the tragic loss of her parents, Shama was raised by her older brothers and
life changed several years ago when she met with CDA operators who invited her
to play with other young people in the company. The
girl had been forced to interrupt her studies because of the economic circumstances
of her family. However, she is
I am an actress and this helps me - she says - but in future I would like to
become a professional beautician."
The Chanan Development Association is a 'secular non-profit association founded in 2004 by Muhammad Shahzad, a young Muslim who chose to dedicate his life to more underprivileged children. Like many millions of young Pakistanis Muhammad clashed head on at just 12 years of age with the harsh reality of Pakistan's Islamic traditions. In his early teens he held a hunger strike against the forced marriage of the sister of 15 years with a man of 50. That gesture struck his family and later the whole community of his village, including the absurdity of the gesture, pushing his father to renounce marriage losing, for the sake of his children, even the potential economic gains. After this experience, at the age of 20, Muhammad decided to create an association able to tell through eyewitness accounts the harsh reality of many families and young Pakistanis.
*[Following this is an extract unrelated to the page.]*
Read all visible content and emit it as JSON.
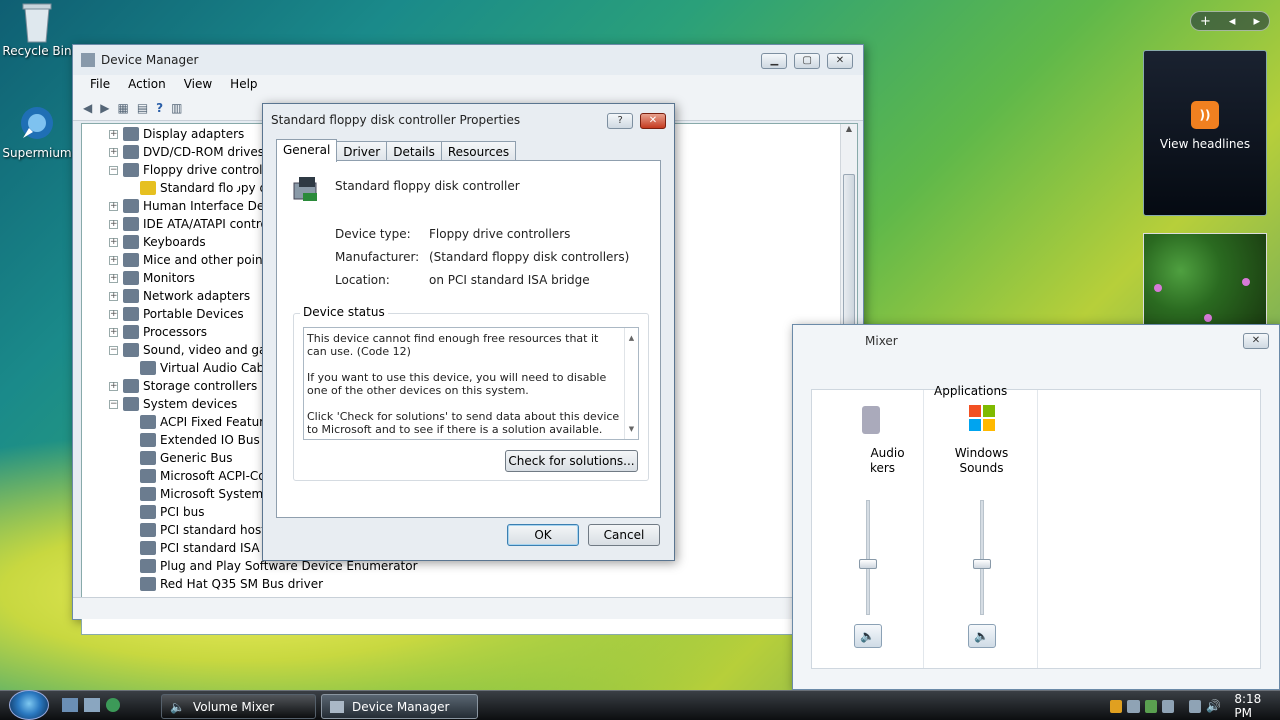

Together with some friends founded the Board of Directors, helping thousands of orphans through theater and young people in difficulty, giving them the opportunity to tell their own story, but also to exploit and utilize their knowledge, skills and expertise to improve their status in society. To achieve its objectives CDA has initiated four programs named "Happy", a program for active youth participation in socially disadvantaged contexts, "Welcome", which aims to empower young women by giving them education and instruction; "Help" an initiative to offer support to single mothers and street children.